▶ _Available records_:
★ ★ ★ ★ ★ ★ ★
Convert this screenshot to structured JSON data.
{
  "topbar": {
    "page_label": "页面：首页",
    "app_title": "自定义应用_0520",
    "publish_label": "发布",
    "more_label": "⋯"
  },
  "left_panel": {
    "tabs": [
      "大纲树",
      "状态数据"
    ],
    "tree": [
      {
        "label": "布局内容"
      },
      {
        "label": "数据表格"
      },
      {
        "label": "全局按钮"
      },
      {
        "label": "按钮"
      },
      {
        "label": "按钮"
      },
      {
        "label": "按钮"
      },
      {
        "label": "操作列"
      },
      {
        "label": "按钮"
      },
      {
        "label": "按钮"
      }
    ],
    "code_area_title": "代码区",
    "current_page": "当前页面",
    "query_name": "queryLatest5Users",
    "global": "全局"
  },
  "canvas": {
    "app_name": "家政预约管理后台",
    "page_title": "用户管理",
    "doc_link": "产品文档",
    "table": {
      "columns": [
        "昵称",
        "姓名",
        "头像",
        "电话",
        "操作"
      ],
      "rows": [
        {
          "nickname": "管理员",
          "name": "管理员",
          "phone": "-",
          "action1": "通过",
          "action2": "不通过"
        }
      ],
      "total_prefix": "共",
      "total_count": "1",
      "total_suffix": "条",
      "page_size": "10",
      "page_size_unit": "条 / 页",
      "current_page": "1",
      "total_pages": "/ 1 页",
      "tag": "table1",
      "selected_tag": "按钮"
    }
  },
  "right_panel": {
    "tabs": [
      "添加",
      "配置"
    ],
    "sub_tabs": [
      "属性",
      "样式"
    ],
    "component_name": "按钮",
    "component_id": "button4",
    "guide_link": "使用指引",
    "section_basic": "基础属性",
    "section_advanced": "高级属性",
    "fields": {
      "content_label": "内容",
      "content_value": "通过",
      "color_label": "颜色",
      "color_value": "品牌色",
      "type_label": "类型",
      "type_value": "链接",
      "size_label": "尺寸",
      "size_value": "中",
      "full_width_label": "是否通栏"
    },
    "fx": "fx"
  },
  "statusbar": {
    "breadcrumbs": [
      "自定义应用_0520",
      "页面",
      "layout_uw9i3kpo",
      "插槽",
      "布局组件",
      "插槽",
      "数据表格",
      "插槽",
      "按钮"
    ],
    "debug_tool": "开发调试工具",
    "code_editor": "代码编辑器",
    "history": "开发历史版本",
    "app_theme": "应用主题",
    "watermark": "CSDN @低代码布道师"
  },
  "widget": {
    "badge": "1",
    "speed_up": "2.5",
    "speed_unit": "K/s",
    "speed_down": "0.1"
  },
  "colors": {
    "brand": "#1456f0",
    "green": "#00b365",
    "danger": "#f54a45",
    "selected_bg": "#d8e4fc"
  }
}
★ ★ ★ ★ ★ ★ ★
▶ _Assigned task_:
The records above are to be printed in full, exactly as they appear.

▶ _Your solution_:
Convert this screenshot to structured JSON data.
{
  "topbar": {
    "page_label": "页面：首页",
    "app_title": "自定义应用_0520",
    "publish_label": "发布",
    "more_label": "⋯"
  },
  "left_panel": {
    "tabs": [
      "大纲树",
      "状态数据"
    ],
    "tree": [
      {
        "label": "布局内容"
      },
      {
        "label": "数据表格"
      },
      {
        "label": "全局按钮"
      },
      {
        "label": "按钮"
      },
      {
        "label": "按钮"
      },
      {
        "label": "按钮"
      },
      {
        "label": "操作列"
      },
      {
        "label": "按钮"
      },
      {
        "label": "按钮"
      }
    ],
    "code_area_title": "代码区",
    "current_page": "当前页面",
    "query_name": "queryLatest5Users",
    "global": "全局"
  },
  "canvas": {
    "app_name": "家政预约管理后台",
    "page_title": "用户管理",
    "doc_link": "产品文档",
    "table": {
      "columns": [
        "昵称",
        "姓名",
        "头像",
        "电话",
        "操作"
      ],
      "rows": [
        {
          "nickname": "管理员",
          "name": "管理员",
          "phone": "-",
          "action1": "通过",
          "action2": "不通过"
        }
      ],
      "total_prefix": "共",
      "total_count": "1",
      "total_suffix": "条",
      "page_size": "10",
      "page_size_unit": "条 / 页",
      "current_page": "1",
      "total_pages": "/ 1 页",
      "tag": "table1",
      "selected_tag": "按钮"
    }
  },
  "right_panel": {
    "tabs": [
      "添加",
      "配置"
    ],
    "sub_tabs": [
      "属性",
      "样式"
    ],
    "component_name": "按钮",
    "component_id": "button4",
    "guide_link": "使用指引",
    "section_basic": "基础属性",
    "section_advanced": "高级属性",
    "fields": {
      "content_label": "内容",
      "content_value": "通过",
      "color_label": "颜色",
      "color_value": "品牌色",
      "type_label": "类型",
      "type_value": "链接",
      "size_label": "尺寸",
      "size_value": "中",
      "full_width_label": "是否通栏"
    },
    "fx": "fx"
  },
  "statusbar": {
    "breadcrumbs": [
      "自定义应用_0520",
      "页面",
      "layout_uw9i3kpo",
      "插槽",
      "布局组件",
      "插槽",
      "数据表格",
      "插槽",
      "按钮"
    ],
    "debug_tool": "开发调试工具",
    "code_editor": "代码编辑器",
    "history": "开发历史版本",
    "app_theme": "应用主题",
    "watermark": "CSDN @低代码布道师"
  },
  "widget": {
    "badge": "1",
    "speed_up": "2.5",
    "speed_unit": "K/s",
    "speed_down": "0.1"
  },
  "colors": {
    "brand": "#1456f0",
    "green": "#00b365",
    "danger": "#f54a45",
    "selected_bg": "#d8e4fc"
  }
}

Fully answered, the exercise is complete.